▸ Task: Give the data again in full, with every character unchanged.

Content starts

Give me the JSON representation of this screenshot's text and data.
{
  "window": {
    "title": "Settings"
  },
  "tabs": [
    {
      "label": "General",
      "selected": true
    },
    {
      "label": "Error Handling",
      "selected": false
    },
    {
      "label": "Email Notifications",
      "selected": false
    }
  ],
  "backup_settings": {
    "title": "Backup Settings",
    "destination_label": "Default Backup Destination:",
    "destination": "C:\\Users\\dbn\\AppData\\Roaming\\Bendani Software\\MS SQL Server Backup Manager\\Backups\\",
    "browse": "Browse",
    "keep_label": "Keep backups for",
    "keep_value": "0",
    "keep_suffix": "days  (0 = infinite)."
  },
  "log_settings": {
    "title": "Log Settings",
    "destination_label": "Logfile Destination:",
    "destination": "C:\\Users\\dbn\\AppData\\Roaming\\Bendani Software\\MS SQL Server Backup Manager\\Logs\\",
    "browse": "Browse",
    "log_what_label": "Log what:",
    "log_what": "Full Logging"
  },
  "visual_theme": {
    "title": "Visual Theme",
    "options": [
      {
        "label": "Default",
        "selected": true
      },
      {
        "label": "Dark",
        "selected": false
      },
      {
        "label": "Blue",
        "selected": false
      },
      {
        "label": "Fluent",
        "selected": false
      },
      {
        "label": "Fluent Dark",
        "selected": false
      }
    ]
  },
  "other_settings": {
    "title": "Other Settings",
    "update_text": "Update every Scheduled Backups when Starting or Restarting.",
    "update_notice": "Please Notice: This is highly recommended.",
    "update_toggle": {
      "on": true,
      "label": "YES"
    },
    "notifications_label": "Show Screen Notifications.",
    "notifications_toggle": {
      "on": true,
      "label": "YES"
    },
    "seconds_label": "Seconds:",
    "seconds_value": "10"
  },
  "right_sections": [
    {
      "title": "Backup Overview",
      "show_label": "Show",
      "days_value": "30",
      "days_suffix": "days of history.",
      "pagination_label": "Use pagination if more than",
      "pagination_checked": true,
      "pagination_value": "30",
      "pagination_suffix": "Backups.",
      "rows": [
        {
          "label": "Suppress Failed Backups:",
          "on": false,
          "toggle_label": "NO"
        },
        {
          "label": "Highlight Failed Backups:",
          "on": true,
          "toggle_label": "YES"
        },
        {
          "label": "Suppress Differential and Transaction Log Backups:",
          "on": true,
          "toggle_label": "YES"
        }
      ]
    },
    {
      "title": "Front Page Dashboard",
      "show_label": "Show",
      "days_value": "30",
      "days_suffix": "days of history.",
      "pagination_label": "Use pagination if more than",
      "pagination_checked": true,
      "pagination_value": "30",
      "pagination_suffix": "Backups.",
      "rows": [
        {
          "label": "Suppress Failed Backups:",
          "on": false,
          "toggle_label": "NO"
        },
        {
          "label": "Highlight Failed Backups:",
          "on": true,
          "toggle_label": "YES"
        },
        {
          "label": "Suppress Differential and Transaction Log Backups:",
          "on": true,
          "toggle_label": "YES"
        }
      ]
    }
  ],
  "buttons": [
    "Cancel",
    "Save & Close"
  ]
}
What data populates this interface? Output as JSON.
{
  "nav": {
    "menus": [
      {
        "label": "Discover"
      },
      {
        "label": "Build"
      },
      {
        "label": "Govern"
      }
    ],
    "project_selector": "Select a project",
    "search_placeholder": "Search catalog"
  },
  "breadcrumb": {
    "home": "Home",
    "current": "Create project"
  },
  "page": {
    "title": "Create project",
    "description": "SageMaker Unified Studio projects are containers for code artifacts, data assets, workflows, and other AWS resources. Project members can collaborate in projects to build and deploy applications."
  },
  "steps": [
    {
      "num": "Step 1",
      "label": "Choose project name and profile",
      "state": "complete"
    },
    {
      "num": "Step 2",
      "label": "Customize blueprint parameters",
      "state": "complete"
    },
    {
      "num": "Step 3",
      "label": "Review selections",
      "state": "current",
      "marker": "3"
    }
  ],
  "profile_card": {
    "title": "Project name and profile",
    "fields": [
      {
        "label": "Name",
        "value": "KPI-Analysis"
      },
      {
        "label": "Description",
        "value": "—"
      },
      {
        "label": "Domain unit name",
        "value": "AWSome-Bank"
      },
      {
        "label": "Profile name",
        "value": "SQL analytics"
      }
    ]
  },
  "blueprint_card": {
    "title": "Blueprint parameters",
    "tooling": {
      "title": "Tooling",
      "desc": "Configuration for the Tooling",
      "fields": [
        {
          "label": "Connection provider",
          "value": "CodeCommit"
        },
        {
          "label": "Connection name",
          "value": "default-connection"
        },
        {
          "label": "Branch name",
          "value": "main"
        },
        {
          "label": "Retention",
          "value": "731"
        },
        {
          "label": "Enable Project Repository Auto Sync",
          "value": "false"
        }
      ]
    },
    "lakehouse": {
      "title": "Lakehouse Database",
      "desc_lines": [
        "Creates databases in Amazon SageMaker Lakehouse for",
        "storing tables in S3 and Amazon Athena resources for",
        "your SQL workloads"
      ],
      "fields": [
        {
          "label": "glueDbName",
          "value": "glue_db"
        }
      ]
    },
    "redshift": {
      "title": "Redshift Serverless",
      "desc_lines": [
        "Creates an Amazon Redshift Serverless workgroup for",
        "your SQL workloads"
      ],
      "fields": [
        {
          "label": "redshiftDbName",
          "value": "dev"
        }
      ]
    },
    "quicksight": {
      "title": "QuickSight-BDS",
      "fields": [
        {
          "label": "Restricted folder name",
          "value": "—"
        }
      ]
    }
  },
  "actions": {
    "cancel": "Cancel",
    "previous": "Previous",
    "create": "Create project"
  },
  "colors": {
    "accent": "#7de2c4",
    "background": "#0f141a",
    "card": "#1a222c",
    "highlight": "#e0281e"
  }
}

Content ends

▸ Solution to this task:
Give me the JSON representation of this screenshot's text and data.
{
  "window": {
    "title": "Settings"
  },
  "tabs": [
    {
      "label": "General",
      "selected": true
    },
    {
      "label": "Error Handling",
      "selected": false
    },
    {
      "label": "Email Notifications",
      "selected": false
    }
  ],
  "backup_settings": {
    "title": "Backup Settings",
    "destination_label": "Default Backup Destination:",
    "destination": "C:\\Users\\dbn\\AppData\\Roaming\\Bendani Software\\MS SQL Server Backup Manager\\Backups\\",
    "browse": "Browse",
    "keep_label": "Keep backups for",
    "keep_value": "0",
    "keep_suffix": "days  (0 = infinite)."
  },
  "log_settings": {
    "title": "Log Settings",
    "destination_label": "Logfile Destination:",
    "destination": "C:\\Users\\dbn\\AppData\\Roaming\\Bendani Software\\MS SQL Server Backup Manager\\Logs\\",
    "browse": "Browse",
    "log_what_label": "Log what:",
    "log_what": "Full Logging"
  },
  "visual_theme": {
    "title": "Visual Theme",
    "options": [
      {
        "label": "Default",
        "selected": true
      },
      {
        "label": "Dark",
        "selected": false
      },
      {
        "label": "Blue",
        "selected": false
      },
      {
        "label": "Fluent",
        "selected": false
      },
      {
        "label": "Fluent Dark",
        "selected": false
      }
    ]
  },
  "other_settings": {
    "title": "Other Settings",
    "update_text": "Update every Scheduled Backups when Starting or Restarting.",
    "update_notice": "Please Notice: This is highly recommended.",
    "update_toggle": {
      "on": true,
      "label": "YES"
    },
    "notifications_label": "Show Screen Notifications.",
    "notifications_toggle": {
      "on": true,
      "label": "YES"
    },
    "seconds_label": "Seconds:",
    "seconds_value": "10"
  },
  "right_sections": [
    {
      "title": "Backup Overview",
      "show_label": "Show",
      "days_value": "30",
      "days_suffix": "days of history.",
      "pagination_label": "Use pagination if more than",
      "pagination_checked": true,
      "pagination_value": "30",
      "pagination_suffix": "Backups.",
      "rows": [
        {
          "label": "Suppress Failed Backups:",
          "on": false,
          "toggle_label": "NO"
        },
        {
          "label": "Highlight Failed Backups:",
          "on": true,
          "toggle_label": "YES"
        },
        {
          "label": "Suppress Differential and Transaction Log Backups:",
          "on": true,
          "toggle_label": "YES"
        }
      ]
    },
    {
      "title": "Front Page Dashboard",
      "show_label": "Show",
      "days_value": "30",
      "days_suffix": "days of history.",
      "pagination_label": "Use pagination if more than",
      "pagination_checked": true,
      "pagination_value": "30",
      "pagination_suffix": "Backups.",
      "rows": [
        {
          "label": "Suppress Failed Backups:",
          "on": false,
          "toggle_label": "NO"
        },
        {
          "label": "Highlight Failed Backups:",
          "on": true,
          "toggle_label": "YES"
        },
        {
          "label": "Suppress Differential and Transaction Log Backups:",
          "on": true,
          "toggle_label": "YES"
        }
      ]
    }
  ],
  "buttons": [
    "Cancel",
    "Save & Close"
  ]
}
What data populates this interface? Output as JSON.
{
  "nav": {
    "menus": [
      {
        "label": "Discover"
      },
      {
        "label": "Build"
      },
      {
        "label": "Govern"
      }
    ],
    "project_selector": "Select a project",
    "search_placeholder": "Search catalog"
  },
  "breadcrumb": {
    "home": "Home",
    "current": "Create project"
  },
  "page": {
    "title": "Create project",
    "description": "SageMaker Unified Studio projects are containers for code artifacts, data assets, workflows, and other AWS resources. Project members can collaborate in projects to build and deploy applications."
  },
  "steps": [
    {
      "num": "Step 1",
      "label": "Choose project name and profile",
      "state": "complete"
    },
    {
      "num": "Step 2",
      "label": "Customize blueprint parameters",
      "state": "complete"
    },
    {
      "num": "Step 3",
      "label": "Review selections",
      "state": "current",
      "marker": "3"
    }
  ],
  "profile_card": {
    "title": "Project name and profile",
    "fields": [
      {
        "label": "Name",
        "value": "KPI-Analysis"
      },
      {
        "label": "Description",
        "value": "—"
      },
      {
        "label": "Domain unit name",
        "value": "AWSome-Bank"
      },
      {
        "label": "Profile name",
        "value": "SQL analytics"
      }
    ]
  },
  "blueprint_card": {
    "title": "Blueprint parameters",
    "tooling": {
      "title": "Tooling",
      "desc": "Configuration for the Tooling",
      "fields": [
        {
          "label": "Connection provider",
          "value": "CodeCommit"
        },
        {
          "label": "Connection name",
          "value": "default-connection"
        },
        {
          "label": "Branch name",
          "value": "main"
        },
        {
          "label": "Retention",
          "value": "731"
        },
        {
          "label": "Enable Project Repository Auto Sync",
          "value": "false"
        }
      ]
    },
    "lakehouse": {
      "title": "Lakehouse Database",
      "desc_lines": [
        "Creates databases in Amazon SageMaker Lakehouse for",
        "storing tables in S3 and Amazon Athena resources for",
        "your SQL workloads"
      ],
      "fields": [
        {
          "label": "glueDbName",
          "value": "glue_db"
        }
      ]
    },
    "redshift": {
      "title": "Redshift Serverless",
      "desc_lines": [
        "Creates an Amazon Redshift Serverless workgroup for",
        "your SQL workloads"
      ],
      "fields": [
        {
          "label": "redshiftDbName",
          "value": "dev"
        }
      ]
    },
    "quicksight": {
      "title": "QuickSight-BDS",
      "fields": [
        {
          "label": "Restricted folder name",
          "value": "—"
        }
      ]
    }
  },
  "actions": {
    "cancel": "Cancel",
    "previous": "Previous",
    "create": "Create project"
  },
  "colors": {
    "accent": "#7de2c4",
    "background": "#0f141a",
    "card": "#1a222c",
    "highlight": "#e0281e"
  }
}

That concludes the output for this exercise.